## TASK REQUIREMENTS
Every line of the records that contains the string "true" counts once; give the total and nothing else.
RECORDS TO PROCESS Block Start
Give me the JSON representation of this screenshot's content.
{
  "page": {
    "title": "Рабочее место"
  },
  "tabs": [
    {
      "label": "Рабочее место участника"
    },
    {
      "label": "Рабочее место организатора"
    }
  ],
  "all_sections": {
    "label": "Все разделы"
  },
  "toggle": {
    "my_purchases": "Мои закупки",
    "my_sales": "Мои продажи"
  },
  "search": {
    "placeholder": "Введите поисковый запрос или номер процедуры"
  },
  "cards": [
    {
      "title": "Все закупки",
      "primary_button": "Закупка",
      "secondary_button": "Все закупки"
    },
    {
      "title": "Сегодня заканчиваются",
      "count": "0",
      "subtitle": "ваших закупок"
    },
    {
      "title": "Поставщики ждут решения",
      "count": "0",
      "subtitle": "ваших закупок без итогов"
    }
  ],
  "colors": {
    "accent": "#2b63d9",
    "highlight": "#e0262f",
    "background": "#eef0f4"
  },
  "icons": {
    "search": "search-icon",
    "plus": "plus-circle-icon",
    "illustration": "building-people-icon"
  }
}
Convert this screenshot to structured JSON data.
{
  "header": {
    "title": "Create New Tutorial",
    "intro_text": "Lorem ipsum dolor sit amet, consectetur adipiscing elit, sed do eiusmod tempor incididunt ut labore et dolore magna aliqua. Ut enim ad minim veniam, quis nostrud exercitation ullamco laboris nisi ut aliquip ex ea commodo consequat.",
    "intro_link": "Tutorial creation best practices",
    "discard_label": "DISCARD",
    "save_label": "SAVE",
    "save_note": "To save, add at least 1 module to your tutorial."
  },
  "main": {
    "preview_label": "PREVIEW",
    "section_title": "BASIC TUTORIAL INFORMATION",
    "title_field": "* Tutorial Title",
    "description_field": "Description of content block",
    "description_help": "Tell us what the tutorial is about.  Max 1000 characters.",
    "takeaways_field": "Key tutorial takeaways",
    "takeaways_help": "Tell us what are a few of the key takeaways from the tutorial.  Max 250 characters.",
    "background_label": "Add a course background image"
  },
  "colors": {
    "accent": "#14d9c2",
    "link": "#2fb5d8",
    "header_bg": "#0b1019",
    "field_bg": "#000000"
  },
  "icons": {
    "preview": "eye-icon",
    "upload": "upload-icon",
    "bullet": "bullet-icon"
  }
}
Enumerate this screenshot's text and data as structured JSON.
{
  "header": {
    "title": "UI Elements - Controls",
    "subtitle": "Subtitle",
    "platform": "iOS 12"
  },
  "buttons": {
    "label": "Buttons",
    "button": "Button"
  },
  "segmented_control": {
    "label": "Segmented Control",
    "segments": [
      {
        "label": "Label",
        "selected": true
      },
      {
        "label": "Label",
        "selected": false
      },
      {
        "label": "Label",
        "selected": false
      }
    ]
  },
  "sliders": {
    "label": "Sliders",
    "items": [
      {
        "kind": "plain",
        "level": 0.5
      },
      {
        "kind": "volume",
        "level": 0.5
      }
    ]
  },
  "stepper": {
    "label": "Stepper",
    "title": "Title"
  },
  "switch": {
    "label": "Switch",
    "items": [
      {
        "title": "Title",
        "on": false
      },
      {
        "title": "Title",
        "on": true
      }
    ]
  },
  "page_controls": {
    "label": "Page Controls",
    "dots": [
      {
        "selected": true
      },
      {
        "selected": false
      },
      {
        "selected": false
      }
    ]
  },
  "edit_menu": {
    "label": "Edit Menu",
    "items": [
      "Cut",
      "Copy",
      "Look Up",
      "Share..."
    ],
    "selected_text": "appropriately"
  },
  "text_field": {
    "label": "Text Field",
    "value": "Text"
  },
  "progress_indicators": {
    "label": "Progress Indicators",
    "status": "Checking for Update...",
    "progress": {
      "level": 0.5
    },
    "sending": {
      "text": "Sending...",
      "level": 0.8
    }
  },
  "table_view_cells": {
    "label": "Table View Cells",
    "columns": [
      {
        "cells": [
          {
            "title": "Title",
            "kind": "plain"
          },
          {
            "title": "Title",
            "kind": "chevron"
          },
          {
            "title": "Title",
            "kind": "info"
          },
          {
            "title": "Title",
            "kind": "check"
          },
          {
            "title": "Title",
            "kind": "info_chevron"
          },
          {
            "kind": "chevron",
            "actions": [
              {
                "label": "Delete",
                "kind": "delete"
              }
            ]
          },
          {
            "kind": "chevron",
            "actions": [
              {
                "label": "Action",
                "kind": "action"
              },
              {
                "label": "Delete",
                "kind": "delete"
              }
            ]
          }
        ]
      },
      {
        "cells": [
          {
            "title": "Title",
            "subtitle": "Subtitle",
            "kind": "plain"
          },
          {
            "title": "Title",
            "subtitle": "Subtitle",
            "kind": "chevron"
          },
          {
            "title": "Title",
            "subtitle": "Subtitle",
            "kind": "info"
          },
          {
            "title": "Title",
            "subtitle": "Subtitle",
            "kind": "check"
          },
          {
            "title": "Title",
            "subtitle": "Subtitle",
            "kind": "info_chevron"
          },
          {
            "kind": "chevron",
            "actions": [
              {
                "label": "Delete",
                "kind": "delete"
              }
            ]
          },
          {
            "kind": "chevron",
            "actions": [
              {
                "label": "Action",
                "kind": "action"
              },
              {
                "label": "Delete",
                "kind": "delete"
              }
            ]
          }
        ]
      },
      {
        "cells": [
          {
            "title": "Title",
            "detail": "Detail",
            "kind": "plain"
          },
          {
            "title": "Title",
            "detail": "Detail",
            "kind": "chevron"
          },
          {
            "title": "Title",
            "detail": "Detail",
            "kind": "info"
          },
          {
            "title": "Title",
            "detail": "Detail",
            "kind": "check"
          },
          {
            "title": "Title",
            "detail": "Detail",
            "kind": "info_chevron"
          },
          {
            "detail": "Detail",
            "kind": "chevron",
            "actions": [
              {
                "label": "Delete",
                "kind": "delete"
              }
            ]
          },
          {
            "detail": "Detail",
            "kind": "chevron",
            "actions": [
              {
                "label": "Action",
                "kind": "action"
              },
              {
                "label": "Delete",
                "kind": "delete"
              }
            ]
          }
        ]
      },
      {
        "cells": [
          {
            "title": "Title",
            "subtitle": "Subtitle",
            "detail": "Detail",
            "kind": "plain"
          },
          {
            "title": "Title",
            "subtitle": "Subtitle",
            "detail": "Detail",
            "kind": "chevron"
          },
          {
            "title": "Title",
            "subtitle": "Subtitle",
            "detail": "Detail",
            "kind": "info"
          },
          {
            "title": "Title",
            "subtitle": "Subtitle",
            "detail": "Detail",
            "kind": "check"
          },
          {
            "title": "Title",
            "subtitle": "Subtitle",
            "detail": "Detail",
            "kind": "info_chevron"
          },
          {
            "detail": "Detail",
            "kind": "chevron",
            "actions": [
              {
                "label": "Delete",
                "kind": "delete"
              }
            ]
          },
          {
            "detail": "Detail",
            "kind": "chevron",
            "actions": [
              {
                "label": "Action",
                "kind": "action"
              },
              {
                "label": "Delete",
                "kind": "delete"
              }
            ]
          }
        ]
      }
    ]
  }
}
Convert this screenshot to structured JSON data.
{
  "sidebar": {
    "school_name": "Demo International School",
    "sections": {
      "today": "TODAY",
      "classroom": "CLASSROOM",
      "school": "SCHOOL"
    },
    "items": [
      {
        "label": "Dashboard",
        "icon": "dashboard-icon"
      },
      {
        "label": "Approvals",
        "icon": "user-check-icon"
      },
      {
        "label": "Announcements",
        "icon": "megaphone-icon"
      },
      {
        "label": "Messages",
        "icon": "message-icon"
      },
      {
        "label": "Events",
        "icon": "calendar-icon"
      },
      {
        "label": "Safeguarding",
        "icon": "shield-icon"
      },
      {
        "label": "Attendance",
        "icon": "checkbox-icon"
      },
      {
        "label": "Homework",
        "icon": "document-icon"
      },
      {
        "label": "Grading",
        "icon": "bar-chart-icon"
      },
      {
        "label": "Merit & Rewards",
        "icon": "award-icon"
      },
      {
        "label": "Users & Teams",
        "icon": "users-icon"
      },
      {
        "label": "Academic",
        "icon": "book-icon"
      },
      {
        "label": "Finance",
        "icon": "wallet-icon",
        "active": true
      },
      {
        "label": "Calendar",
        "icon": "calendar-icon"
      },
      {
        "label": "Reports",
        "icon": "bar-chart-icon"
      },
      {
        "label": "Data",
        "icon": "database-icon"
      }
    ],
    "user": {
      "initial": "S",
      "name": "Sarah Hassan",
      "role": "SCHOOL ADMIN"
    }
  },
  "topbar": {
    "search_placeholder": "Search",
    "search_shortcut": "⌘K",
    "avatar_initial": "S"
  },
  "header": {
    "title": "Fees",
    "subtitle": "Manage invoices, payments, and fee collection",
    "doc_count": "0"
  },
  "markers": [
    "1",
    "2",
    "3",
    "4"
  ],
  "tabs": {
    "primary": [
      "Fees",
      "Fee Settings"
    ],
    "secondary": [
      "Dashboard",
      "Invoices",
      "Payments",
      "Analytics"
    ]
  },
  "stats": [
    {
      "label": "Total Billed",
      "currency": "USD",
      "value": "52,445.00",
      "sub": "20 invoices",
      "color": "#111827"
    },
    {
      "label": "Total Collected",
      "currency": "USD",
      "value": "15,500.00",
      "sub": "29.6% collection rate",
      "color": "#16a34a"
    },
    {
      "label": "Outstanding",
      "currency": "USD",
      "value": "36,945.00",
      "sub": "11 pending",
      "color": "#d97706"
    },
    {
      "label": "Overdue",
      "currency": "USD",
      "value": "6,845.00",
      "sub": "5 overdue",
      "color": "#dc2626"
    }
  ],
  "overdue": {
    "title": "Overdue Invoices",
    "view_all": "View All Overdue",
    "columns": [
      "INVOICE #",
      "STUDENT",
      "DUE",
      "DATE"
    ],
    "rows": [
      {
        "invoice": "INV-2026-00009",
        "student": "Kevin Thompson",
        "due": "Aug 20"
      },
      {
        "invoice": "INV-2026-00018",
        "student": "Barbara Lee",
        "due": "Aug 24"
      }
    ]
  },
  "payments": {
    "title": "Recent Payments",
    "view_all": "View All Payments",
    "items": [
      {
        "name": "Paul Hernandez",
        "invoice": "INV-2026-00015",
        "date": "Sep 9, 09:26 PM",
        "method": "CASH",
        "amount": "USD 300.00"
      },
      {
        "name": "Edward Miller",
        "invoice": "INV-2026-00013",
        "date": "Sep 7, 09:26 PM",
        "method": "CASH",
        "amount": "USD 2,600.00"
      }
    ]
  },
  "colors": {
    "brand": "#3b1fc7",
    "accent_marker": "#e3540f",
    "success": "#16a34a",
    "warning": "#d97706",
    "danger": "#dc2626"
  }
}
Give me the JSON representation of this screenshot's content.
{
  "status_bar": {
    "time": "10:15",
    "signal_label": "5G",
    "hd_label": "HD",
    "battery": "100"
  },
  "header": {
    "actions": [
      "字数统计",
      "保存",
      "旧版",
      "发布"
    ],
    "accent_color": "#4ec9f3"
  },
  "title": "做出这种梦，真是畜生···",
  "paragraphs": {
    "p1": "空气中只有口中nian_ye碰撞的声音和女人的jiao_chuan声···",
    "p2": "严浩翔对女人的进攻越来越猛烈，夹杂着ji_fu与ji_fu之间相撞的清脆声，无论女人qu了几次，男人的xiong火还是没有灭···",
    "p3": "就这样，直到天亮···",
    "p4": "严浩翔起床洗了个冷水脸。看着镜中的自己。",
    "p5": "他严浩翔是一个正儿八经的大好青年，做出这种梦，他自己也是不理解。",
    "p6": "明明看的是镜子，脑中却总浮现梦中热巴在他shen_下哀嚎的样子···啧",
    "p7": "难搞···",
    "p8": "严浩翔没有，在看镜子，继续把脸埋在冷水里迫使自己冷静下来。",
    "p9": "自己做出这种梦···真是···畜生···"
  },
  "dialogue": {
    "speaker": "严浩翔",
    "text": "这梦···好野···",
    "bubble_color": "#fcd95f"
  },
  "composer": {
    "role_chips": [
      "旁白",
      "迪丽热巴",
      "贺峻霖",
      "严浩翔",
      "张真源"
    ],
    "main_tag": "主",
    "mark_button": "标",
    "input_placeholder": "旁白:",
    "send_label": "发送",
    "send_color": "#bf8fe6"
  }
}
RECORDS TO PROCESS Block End
## TASK ANSWER
4